The Shipwrecked House is a performance of poems from Claire Trévien’s debut collection of the same name. But trust Trévien, who has contributed to a whole load of exciting poetry projects – writing 100 poems in one day to raise money for the charity Refuge; organising Penning Perfumes, a collaboration between poets and perfumiers; editing the online reviews website Sabotage – to create an immersive theatrical event, rather than a simple staged reading.
The poems themselves are intricate, surreal tales of domesticity disturbed by the encroachment of the sea, or by other dark things that the sea represents. They’re often written in naturalistic, teetering lines that translate well to performed speech:
“The world has ended, or, at least,/Most people have.”
“Do you prefer your pearls cultured in the art/Of oology, or simply coated in fish scales?”
“Sure, she looks human, but below/She is a snake wrapped around a cello.”
These witty verbal switches are echoed by the production’s sound and lighting designers, Oliver Barrett and Claire Childs respectively, who move the stage through a series of watery states, from hushed deeps, to the bright calm of a seaside home, to the confusion of a violent storm. And just as the poems are full of shining details, so Gary Campbell’s set reveals a host of small surprises. Trévien hoists a rope and hauls a sheet of white tarpaulin into a billowing sail, hangs her yellow mackintosh on a hanger that slips comically to the floor, takes a lantern and little LED lights out of battered boxes and cases. Tom Chivers, the director (and head of The Shipwrecked House’s publisher and production company, Penned in the Margins), finds inventive ways to help Trévien segue between the poems, while retaining a sense of a cohesive whole. Thought has gone into every aspect of the production, including its smell (created by Sarah McCartney and 4160 Tuesdays), and it pays off nicely.
Just occasionally, Trévien’s voice is drowned by the roar of the soundscape, and a few moments that require a larger character than the sweetly chatty narrator don’t work so well. She introduces Mélusine, a fantastical figure of Breton folklore, in the style of a circus ringmaster, and her gamine presence doesn’t entirely convince in the brief role. Performing the dark, clever column-poem ‘Sing Bird’, she conducts a dialogue with a scuzzy, pre-recorded male voice. As a dramatic device, it’s a cool idea, and a good example of the performance’s imaginativeness, but the skilled complexity of the original poem is blurred.

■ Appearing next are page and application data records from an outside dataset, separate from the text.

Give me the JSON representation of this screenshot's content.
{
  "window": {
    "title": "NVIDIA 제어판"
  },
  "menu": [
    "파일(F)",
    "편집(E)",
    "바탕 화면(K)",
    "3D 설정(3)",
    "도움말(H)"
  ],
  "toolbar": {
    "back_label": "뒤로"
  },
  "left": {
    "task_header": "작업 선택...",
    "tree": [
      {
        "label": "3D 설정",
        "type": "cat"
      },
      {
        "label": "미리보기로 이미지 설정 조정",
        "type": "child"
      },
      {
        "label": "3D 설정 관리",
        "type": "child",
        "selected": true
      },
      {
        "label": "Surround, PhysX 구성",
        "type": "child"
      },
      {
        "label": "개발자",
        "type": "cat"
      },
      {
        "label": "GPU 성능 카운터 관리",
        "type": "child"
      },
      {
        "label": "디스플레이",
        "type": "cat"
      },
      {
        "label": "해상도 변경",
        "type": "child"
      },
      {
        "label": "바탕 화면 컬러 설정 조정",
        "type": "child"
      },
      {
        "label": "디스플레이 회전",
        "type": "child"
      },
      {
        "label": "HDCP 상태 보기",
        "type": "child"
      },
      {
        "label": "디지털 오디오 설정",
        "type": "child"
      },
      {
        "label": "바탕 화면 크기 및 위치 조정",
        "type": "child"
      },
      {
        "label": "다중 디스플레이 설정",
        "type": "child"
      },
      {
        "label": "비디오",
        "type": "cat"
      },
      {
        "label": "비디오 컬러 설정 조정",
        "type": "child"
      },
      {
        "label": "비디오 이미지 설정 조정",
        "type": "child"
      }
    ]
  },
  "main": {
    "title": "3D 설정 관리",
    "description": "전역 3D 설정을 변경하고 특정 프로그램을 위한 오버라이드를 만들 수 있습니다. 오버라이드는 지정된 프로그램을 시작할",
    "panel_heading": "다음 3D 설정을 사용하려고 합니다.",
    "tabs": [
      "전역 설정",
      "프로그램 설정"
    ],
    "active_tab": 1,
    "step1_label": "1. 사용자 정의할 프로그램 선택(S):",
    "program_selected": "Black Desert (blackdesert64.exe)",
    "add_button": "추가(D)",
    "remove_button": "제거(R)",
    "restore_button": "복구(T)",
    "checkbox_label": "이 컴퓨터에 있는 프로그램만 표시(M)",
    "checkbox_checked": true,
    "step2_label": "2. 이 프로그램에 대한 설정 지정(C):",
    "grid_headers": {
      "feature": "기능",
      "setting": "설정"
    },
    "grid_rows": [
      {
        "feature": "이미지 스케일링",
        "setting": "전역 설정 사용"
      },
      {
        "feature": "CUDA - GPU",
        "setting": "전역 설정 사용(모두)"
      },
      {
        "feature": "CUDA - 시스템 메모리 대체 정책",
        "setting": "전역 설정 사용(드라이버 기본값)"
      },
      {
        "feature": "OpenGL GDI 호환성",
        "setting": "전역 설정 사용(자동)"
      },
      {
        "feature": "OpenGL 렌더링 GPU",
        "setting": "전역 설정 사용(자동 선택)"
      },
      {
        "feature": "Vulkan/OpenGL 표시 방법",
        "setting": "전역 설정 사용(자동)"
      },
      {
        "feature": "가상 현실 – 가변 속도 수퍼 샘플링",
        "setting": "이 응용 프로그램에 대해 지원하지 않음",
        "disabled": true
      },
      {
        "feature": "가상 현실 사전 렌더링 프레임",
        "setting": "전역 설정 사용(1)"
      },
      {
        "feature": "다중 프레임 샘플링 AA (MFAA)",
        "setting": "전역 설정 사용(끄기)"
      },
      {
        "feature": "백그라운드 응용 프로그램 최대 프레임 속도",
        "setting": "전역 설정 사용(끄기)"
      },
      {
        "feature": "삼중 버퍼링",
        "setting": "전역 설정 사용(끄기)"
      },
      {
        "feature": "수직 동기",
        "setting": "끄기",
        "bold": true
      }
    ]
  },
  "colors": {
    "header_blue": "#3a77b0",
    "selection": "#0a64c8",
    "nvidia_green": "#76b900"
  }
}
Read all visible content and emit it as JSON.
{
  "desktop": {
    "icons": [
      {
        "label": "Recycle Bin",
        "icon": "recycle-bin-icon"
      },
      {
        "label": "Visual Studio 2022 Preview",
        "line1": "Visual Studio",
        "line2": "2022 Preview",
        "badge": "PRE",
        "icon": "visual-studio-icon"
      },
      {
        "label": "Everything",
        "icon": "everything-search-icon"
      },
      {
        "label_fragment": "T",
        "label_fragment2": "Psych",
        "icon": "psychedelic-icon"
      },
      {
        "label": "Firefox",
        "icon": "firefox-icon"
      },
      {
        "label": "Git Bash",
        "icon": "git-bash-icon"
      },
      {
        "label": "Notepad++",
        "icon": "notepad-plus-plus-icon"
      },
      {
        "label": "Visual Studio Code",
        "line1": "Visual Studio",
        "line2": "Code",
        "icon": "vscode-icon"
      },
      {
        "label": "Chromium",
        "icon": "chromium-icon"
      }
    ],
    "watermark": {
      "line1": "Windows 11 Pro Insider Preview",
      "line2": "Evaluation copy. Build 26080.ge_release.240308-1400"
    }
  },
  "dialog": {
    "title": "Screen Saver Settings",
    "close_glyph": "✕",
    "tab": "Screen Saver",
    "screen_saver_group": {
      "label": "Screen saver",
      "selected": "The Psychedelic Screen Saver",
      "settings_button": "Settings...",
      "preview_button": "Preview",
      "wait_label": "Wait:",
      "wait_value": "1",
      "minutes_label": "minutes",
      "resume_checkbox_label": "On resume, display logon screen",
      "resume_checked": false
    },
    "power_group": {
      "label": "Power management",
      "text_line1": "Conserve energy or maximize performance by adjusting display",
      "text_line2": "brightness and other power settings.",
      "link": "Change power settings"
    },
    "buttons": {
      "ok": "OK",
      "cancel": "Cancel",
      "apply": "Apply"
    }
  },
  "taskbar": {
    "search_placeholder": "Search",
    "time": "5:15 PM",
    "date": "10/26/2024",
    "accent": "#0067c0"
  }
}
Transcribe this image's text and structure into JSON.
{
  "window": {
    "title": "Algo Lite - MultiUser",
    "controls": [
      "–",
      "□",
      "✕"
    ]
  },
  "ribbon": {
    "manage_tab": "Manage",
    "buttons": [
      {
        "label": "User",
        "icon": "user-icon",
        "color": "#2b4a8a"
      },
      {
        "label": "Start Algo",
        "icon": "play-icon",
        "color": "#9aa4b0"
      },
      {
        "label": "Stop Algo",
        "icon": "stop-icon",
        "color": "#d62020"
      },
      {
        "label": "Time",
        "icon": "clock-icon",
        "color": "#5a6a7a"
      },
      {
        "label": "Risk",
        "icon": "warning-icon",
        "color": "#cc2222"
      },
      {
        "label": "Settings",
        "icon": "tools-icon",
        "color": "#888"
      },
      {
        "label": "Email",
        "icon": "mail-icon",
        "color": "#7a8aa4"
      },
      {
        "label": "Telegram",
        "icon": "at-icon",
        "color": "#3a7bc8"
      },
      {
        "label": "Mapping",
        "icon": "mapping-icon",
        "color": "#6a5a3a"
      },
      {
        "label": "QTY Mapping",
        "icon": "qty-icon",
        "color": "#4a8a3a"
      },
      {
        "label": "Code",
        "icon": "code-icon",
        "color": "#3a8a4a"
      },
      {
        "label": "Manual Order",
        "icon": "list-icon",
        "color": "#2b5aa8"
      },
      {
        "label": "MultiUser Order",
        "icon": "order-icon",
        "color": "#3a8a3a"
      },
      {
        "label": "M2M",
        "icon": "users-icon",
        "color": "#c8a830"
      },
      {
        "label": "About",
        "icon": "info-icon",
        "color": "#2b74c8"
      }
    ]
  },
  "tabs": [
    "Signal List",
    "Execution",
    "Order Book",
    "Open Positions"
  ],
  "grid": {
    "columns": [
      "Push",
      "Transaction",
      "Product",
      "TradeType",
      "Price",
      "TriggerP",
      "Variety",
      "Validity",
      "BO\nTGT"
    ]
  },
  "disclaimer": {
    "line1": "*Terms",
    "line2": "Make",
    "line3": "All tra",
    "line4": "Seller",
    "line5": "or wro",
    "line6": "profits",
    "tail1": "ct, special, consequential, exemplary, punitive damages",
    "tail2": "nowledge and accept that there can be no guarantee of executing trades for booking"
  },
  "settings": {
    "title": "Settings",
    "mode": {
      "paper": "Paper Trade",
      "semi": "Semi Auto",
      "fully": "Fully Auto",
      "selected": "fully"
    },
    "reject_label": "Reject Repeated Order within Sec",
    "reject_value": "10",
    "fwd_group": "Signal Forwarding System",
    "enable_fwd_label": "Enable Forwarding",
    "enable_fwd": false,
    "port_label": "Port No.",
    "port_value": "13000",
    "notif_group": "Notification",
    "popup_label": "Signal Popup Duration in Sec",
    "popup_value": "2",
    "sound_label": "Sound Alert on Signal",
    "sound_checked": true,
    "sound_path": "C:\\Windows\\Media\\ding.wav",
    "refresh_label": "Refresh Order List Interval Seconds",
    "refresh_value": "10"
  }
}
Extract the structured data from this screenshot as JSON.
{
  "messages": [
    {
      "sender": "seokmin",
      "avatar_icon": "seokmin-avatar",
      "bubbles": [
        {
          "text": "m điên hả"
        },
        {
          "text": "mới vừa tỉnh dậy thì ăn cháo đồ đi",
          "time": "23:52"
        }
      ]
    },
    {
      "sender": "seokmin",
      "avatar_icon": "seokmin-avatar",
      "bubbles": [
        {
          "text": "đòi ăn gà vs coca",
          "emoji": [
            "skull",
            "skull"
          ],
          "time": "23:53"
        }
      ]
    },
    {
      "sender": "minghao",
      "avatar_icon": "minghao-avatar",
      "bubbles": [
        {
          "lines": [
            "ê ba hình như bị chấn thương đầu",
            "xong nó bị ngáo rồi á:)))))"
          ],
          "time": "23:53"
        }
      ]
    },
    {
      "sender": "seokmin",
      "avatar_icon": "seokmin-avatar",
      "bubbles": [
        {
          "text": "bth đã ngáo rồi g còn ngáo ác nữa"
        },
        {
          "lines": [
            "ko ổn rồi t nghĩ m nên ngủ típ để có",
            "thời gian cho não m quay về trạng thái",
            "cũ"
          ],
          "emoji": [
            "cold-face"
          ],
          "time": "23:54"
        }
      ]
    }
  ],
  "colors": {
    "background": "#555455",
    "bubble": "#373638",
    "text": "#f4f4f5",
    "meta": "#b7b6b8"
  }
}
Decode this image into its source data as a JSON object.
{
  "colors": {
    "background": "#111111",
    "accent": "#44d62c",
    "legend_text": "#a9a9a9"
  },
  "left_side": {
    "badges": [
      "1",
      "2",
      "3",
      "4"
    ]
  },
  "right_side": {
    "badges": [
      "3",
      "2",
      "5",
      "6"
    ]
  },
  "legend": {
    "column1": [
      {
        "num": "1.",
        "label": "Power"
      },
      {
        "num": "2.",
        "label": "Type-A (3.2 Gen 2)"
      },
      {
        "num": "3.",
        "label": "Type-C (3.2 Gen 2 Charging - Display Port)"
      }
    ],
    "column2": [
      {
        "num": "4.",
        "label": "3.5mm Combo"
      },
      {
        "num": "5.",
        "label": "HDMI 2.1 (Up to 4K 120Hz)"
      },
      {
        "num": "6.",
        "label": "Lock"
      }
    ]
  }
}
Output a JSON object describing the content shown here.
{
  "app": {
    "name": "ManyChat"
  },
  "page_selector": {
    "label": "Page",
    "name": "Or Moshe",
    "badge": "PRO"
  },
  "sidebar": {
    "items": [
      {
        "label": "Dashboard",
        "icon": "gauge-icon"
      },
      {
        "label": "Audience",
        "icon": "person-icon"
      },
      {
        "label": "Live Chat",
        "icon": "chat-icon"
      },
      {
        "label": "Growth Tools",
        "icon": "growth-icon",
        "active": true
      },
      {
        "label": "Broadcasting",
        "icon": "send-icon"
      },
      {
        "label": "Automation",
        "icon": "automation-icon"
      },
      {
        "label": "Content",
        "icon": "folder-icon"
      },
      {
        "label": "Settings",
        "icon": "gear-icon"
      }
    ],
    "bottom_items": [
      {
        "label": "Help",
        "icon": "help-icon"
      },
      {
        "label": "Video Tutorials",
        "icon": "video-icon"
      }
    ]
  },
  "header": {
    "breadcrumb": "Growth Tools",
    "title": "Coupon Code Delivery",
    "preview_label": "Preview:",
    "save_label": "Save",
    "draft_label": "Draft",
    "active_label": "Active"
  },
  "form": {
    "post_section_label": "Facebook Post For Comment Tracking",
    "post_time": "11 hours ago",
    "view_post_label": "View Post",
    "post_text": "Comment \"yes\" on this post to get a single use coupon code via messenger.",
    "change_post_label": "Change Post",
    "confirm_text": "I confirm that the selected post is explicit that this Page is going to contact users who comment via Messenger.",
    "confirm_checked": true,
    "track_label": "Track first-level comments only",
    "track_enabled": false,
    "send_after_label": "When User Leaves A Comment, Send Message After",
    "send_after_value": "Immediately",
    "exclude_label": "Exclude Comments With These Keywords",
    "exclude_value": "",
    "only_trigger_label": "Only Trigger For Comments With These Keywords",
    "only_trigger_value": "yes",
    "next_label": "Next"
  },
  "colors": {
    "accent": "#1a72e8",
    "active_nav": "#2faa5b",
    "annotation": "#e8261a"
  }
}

Those are small missteps, however. Overall, The Shipwrecked House provides Trevien’s strange, magical poetry with the platform it deserves.
The Shipwrecked House is on tour until 9 January. For more information and tickets, see Penned in the Margin’s website.